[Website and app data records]
↓

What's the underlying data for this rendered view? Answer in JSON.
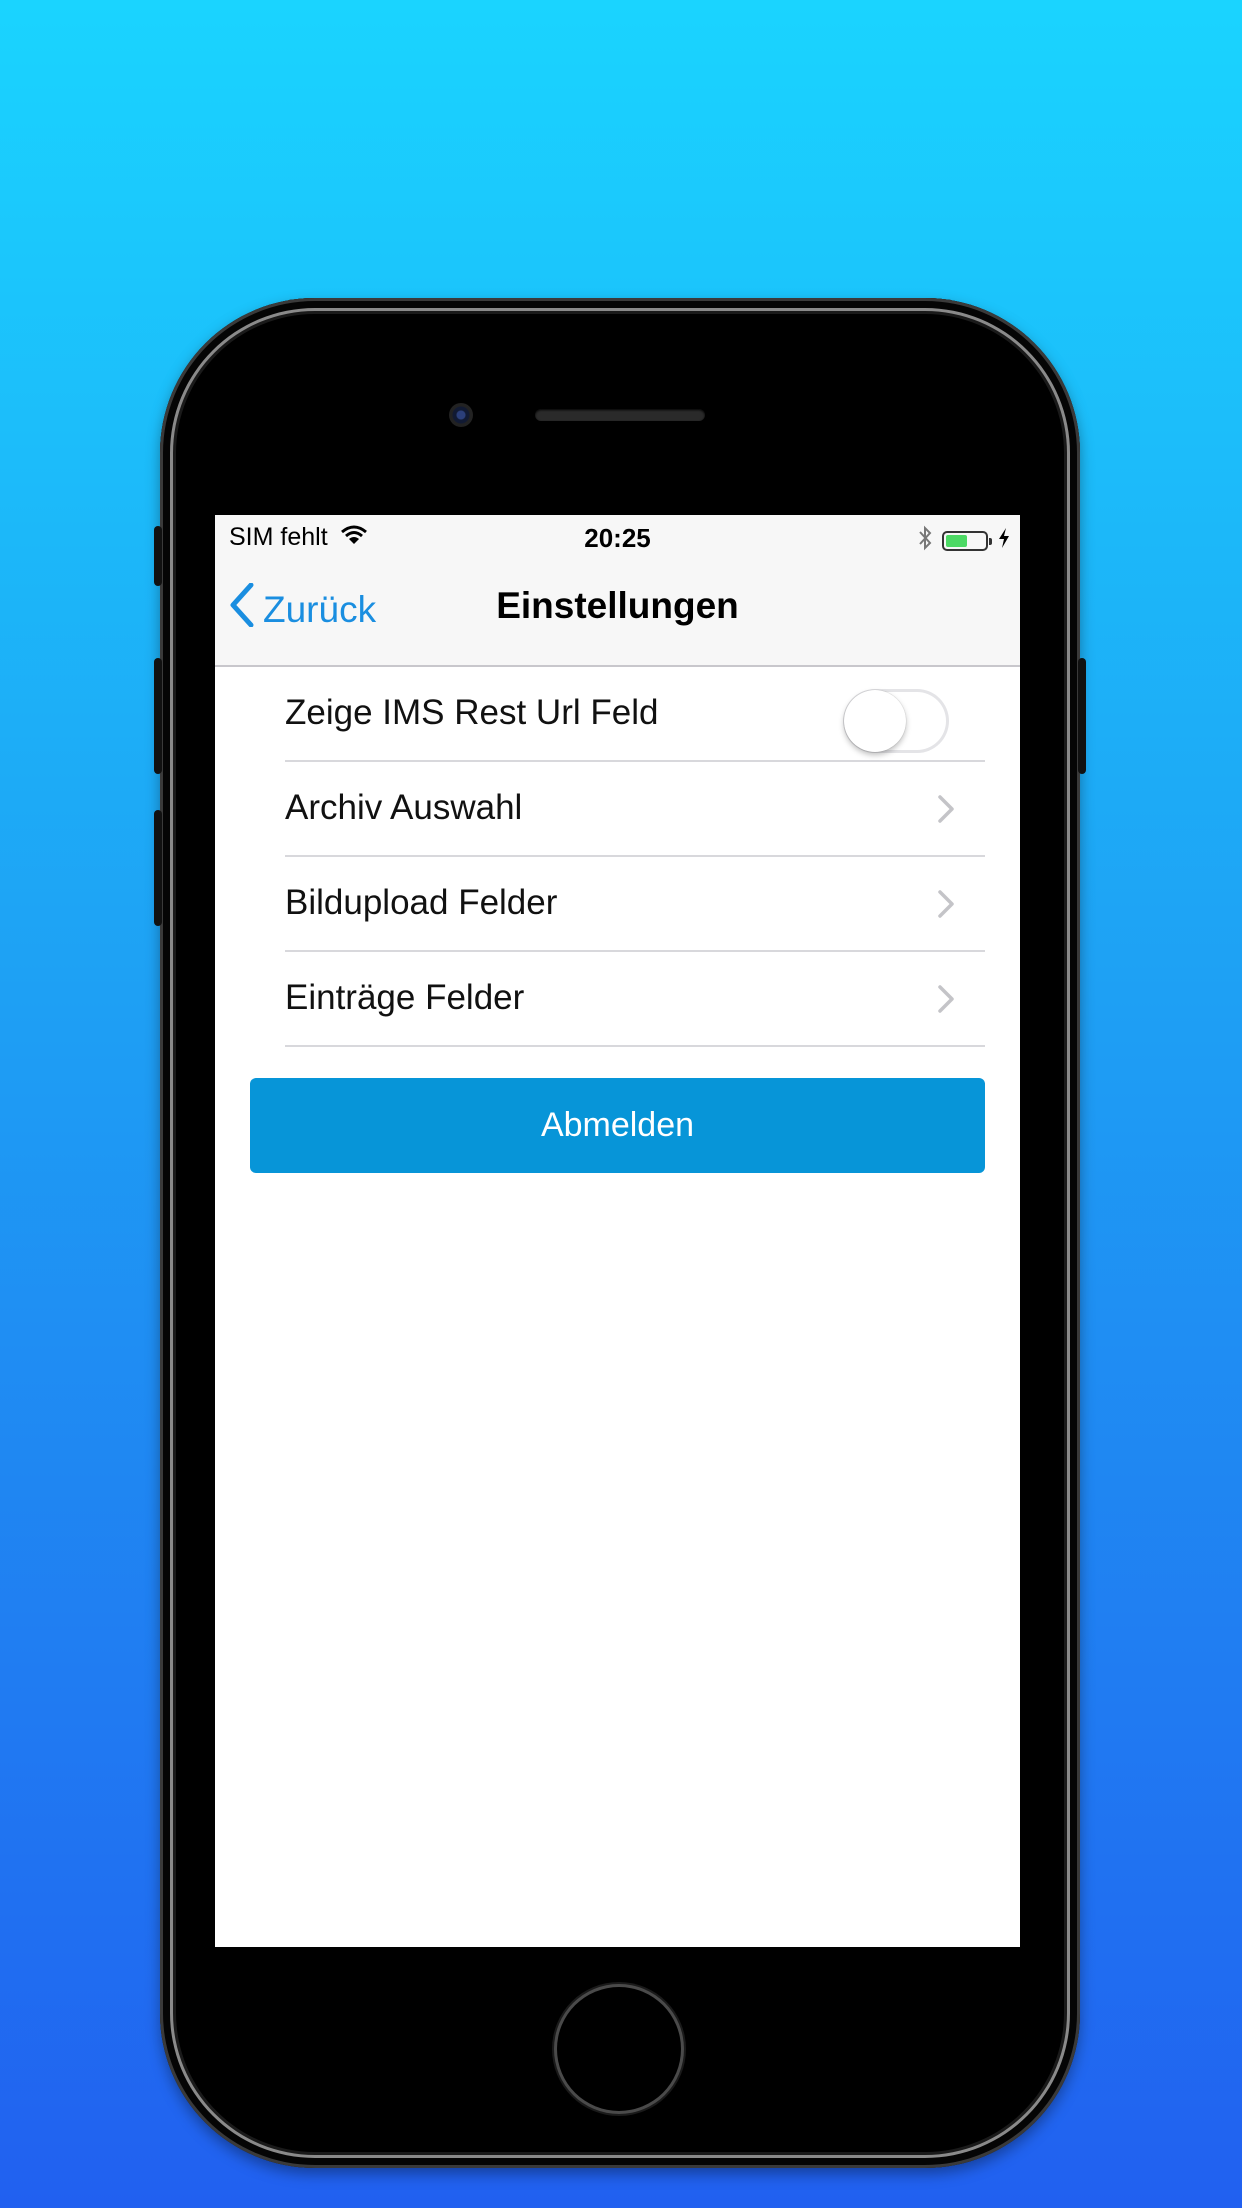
{
  "status_bar": {
    "carrier": "SIM fehlt",
    "time": "20:25",
    "battery_level": 0.55,
    "icons": [
      "wifi-icon",
      "bluetooth-icon",
      "battery-icon",
      "charging-icon"
    ]
  },
  "nav": {
    "back_label": "Zurück",
    "title": "Einstellungen"
  },
  "settings": {
    "toggle_row": {
      "label": "Zeige IMS Rest Url Feld",
      "enabled": false
    },
    "items": [
      {
        "label": "Archiv Auswahl"
      },
      {
        "label": "Bildupload Felder"
      },
      {
        "label": "Einträge Felder"
      }
    ]
  },
  "logout_label": "Abmelden",
  "colors": {
    "accent": "#1a8ee0",
    "button": "#0795d8",
    "background_top": "#1ad4ff",
    "background_bottom": "#2160f0"
  }
}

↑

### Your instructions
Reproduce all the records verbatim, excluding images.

### Written solution
What's the underlying data for this rendered view? Answer in JSON.
{
  "status_bar": {
    "carrier": "SIM fehlt",
    "time": "20:25",
    "battery_level": 0.55,
    "icons": [
      "wifi-icon",
      "bluetooth-icon",
      "battery-icon",
      "charging-icon"
    ]
  },
  "nav": {
    "back_label": "Zurück",
    "title": "Einstellungen"
  },
  "settings": {
    "toggle_row": {
      "label": "Zeige IMS Rest Url Feld",
      "enabled": false
    },
    "items": [
      {
        "label": "Archiv Auswahl"
      },
      {
        "label": "Bildupload Felder"
      },
      {
        "label": "Einträge Felder"
      }
    ]
  },
  "logout_label": "Abmelden",
  "colors": {
    "accent": "#1a8ee0",
    "button": "#0795d8",
    "background_top": "#1ad4ff",
    "background_bottom": "#2160f0"
  }
}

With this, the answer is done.